JL wrote the editorial for this research topic. BS and RH critically read and edited the document.
Conflict of Interest Statement
The authors declare that the research was conducted in the absence of any commercial or financial relationships that could be construed as a potential conflict of interest.
Keywords: high-throughput screening assays, genetic manipulation, glycoside hydrolases, Raman spectroscopy, NIMS, cell-wall degrading enzymes, biomass pretreatment and fractionation
Citation: Lupoi J, Simmons B and Henry R (2016) Editorial: Biomass Modification, Characterization, and Process Monitoring Analytics to Support Biofuel and Biomaterial Production. Front. Bioeng. Biotechnol. 4:25. doi: 10.3389/fbioe.2016.00025

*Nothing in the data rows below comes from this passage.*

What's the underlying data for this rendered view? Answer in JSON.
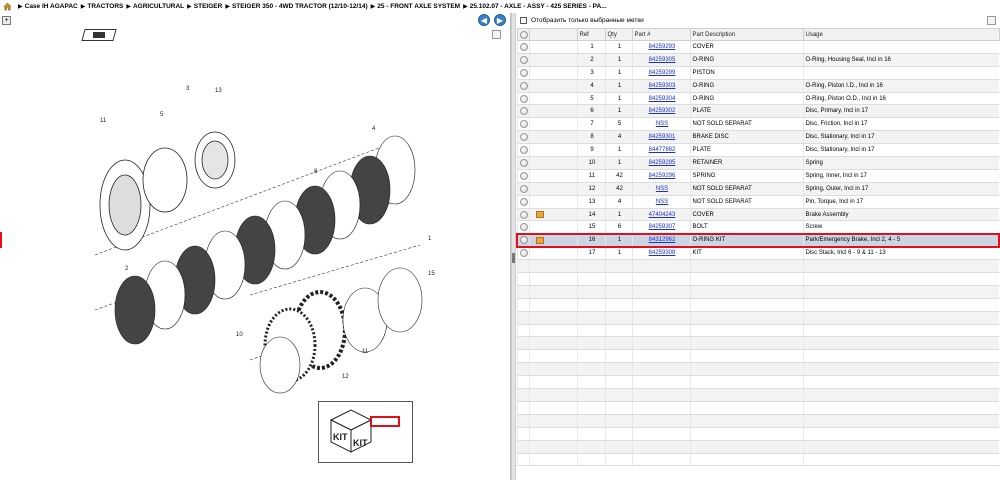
{
  "breadcrumb": [
    "Case IH AGAPAC",
    "TRACTORS",
    "AGRICULTURAL",
    "STEIGER",
    "STEIGER 350 - 4WD TRACTOR (12/10-12/14)",
    "25 - FRONT AXLE SYSTEM",
    "25.102.07 - AXLE - ASSY - 425 SERIES - PA..."
  ],
  "filter": {
    "label": "Отобразить только выбранные метки"
  },
  "table": {
    "headers": {
      "ref": "Ref",
      "qty": "Qty",
      "part": "Part #",
      "desc": "Part Description",
      "usage": "Usage"
    },
    "rows": [
      {
        "ref": "1",
        "qty": "1",
        "part": "84259293",
        "desc": "COVER",
        "usage": ""
      },
      {
        "ref": "2",
        "qty": "1",
        "part": "84259305",
        "desc": "O-RING",
        "usage": "O-Ring, Housing Seal, Incl in 16"
      },
      {
        "ref": "3",
        "qty": "1",
        "part": "84259299",
        "desc": "PISTON",
        "usage": ""
      },
      {
        "ref": "4",
        "qty": "1",
        "part": "84259303",
        "desc": "O-RING",
        "usage": "O-Ring, Piston I.D., Incl in 16"
      },
      {
        "ref": "5",
        "qty": "1",
        "part": "84259304",
        "desc": "O-RING",
        "usage": "O-Ring, Piston O.D., Incl in 16"
      },
      {
        "ref": "6",
        "qty": "1",
        "part": "84259302",
        "desc": "PLATE",
        "usage": "Disc, Primary, Incl in 17"
      },
      {
        "ref": "7",
        "qty": "5",
        "part": "NSS",
        "desc": "NOT SOLD SEPARAT",
        "usage": "Disc, Friction, Incl in 17"
      },
      {
        "ref": "8",
        "qty": "4",
        "part": "84259301",
        "desc": "BRAKE DISC",
        "usage": "Disc, Stationary, Incl in 17"
      },
      {
        "ref": "9",
        "qty": "1",
        "part": "84477882",
        "desc": "PLATE",
        "usage": "Disc, Stationary, Incl in 17"
      },
      {
        "ref": "10",
        "qty": "1",
        "part": "84259295",
        "desc": "RETAINER",
        "usage": "Spring"
      },
      {
        "ref": "11",
        "qty": "42",
        "part": "84259296",
        "desc": "SPRING",
        "usage": "Spring, Inner, Incl in 17"
      },
      {
        "ref": "12",
        "qty": "42",
        "part": "NSS",
        "desc": "NOT SOLD SEPARAT",
        "usage": "Spring, Outer, Incl in 17"
      },
      {
        "ref": "13",
        "qty": "4",
        "part": "NSS",
        "desc": "NOT SOLD SEPARAT",
        "usage": "Pin, Torque, Incl in 17"
      },
      {
        "ref": "14",
        "qty": "1",
        "part": "47404243",
        "desc": "COVER",
        "usage": "Brake Assembly"
      },
      {
        "ref": "15",
        "qty": "6",
        "part": "84259307",
        "desc": "BOLT",
        "usage": "Screw"
      },
      {
        "ref": "16",
        "qty": "1",
        "part": "84312962",
        "desc": "O-RING KIT",
        "usage": "Park/Emergency Brake, Incl 2, 4 - 5"
      },
      {
        "ref": "17",
        "qty": "1",
        "part": "84259308",
        "desc": "KIT",
        "usage": "Disc Stack, Incl 6 - 9 & 11 - 13"
      }
    ]
  },
  "diagram": {
    "callouts": [
      "1",
      "2",
      "3",
      "4",
      "5",
      "6",
      "7",
      "8",
      "9",
      "10",
      "11",
      "12",
      "13",
      "14",
      "15"
    ],
    "kit_label": "KIT"
  },
  "colors": {
    "selection_border": "#e0101a",
    "link": "#1a2fd6",
    "nav_button": "#3b7fc4"
  }
}
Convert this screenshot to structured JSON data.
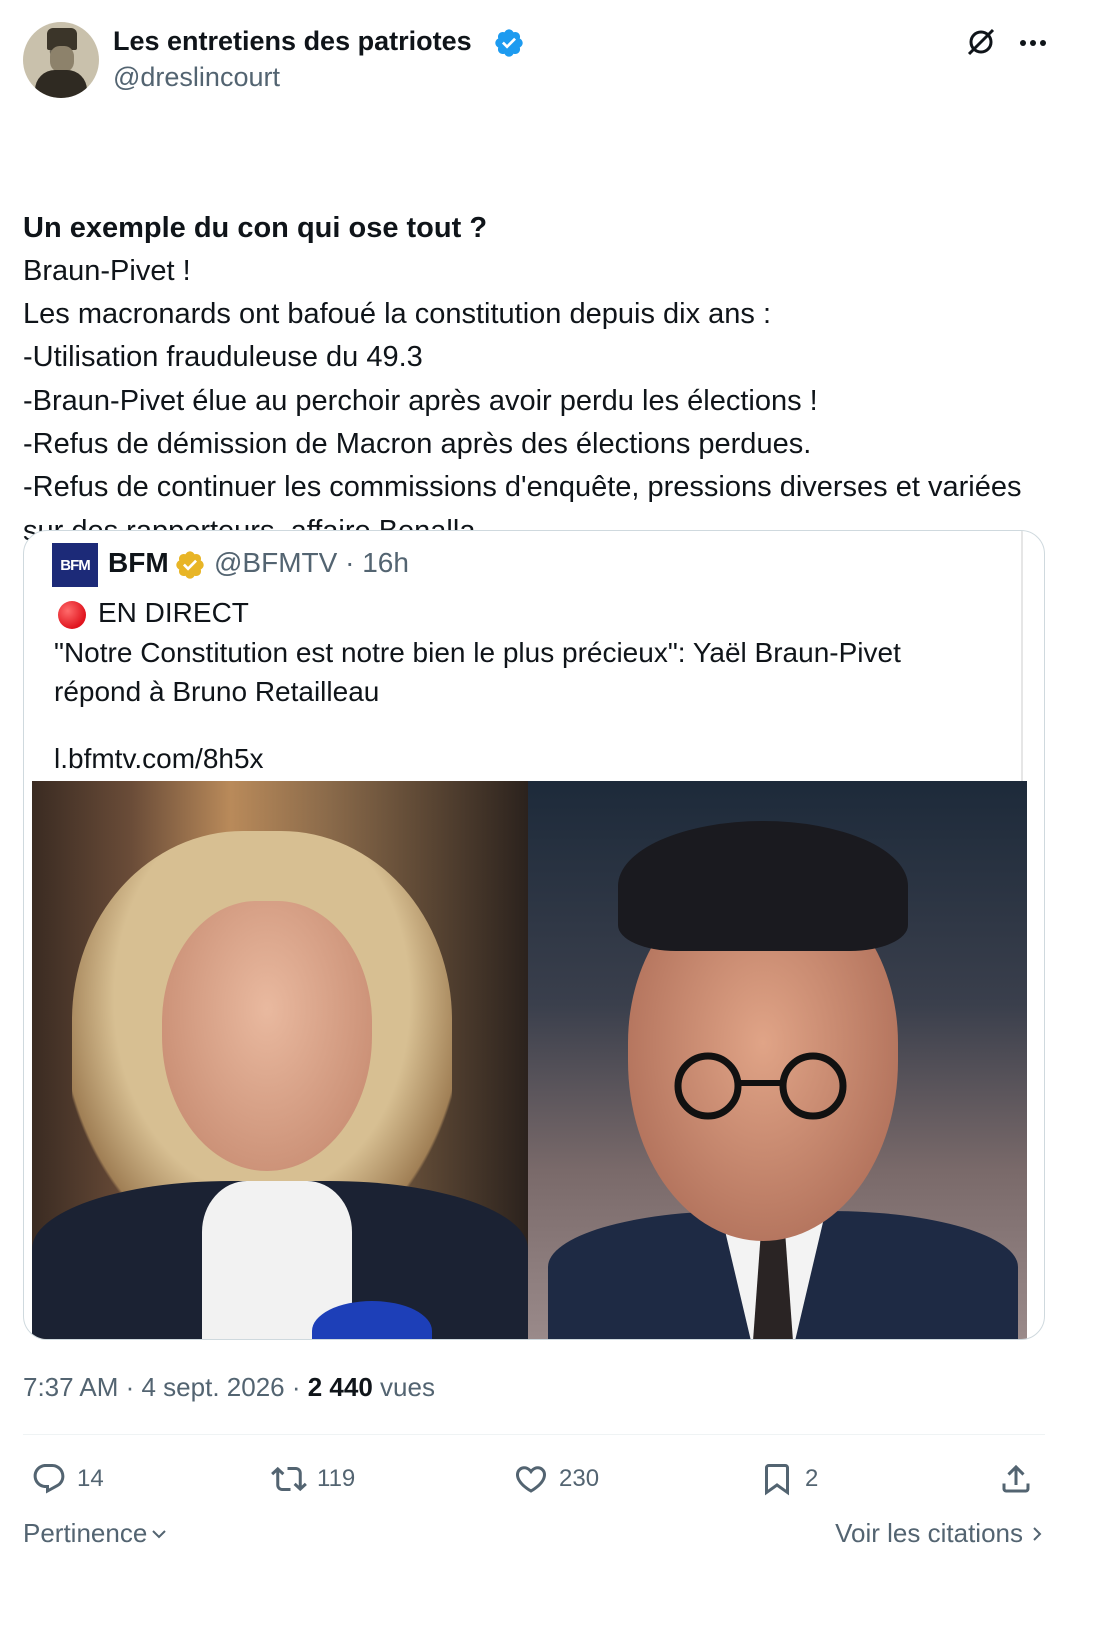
{
  "author": {
    "name": "Les entretiens des patriotes",
    "handle": "@dreslincourt",
    "verified_color": "#1d9bf0"
  },
  "tweet": {
    "lead": "Un exemple du con qui ose tout ?",
    "body": "Braun-Pivet !\nLes macronards ont bafoué la constitution depuis dix ans :\n-Utilisation frauduleuse du 49.3\n-Braun-Pivet élue au perchoir après avoir perdu les élections !\n-Refus de démission de Macron après des élections perdues.\n-Refus de continuer les commissions d'enquête, pressions diverses et variées sur des rapporteurs, affaire Benalla.....\nC'est infini..."
  },
  "quoted": {
    "logo_text": "BFM",
    "name": "BFM",
    "meta": "@BFMTV · 16h",
    "badge_color": "#e8b526",
    "live_label": "EN DIRECT",
    "text": "\"Notre Constitution est notre bien le plus précieux\": Yaël Braun-Pivet répond à Bruno Retailleau",
    "link": "l.bfmtv.com/8h5x"
  },
  "meta": {
    "time_date": "7:37 AM · 4 sept. 2026 · ",
    "views_count": "2 440",
    "views_label": " vues"
  },
  "actions": {
    "replies": "14",
    "reposts": "119",
    "likes": "230",
    "bookmarks": "2"
  },
  "footer": {
    "sort_label": "Pertinence",
    "quotes_label": "Voir les citations"
  },
  "icons": [
    "avatar",
    "verified-icon",
    "grok-icon",
    "more-icon",
    "reply-icon",
    "repost-icon",
    "like-icon",
    "bookmark-icon",
    "share-icon",
    "chevron-down-icon",
    "chevron-right-icon"
  ]
}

Received: 08 January 2016; Accepted: 22 February 2016;
Published: 10 March 2016
Edited by:Uwe Schröder, Technische Universität Braunschweig, Germany
Reviewed by:Falk Harnisch, UFZ – Helmholtz-Centre for Environmental Research, Germany
Copyright: © 2016 Lupoi, Simmons and Henry. This is an open-access article distributed under the terms of the Creative Commons Attribution License (CC BY). The use, distribution or reproduction in other forums is permitted, provided the original author(s) or licensor are credited and that the original publication in this journal is cited, in accordance with accepted academic practice. No use, distribution or reproduction is permitted which does not comply with these terms.
*Correspondence: Robert Henry, firstname.lastname@example.org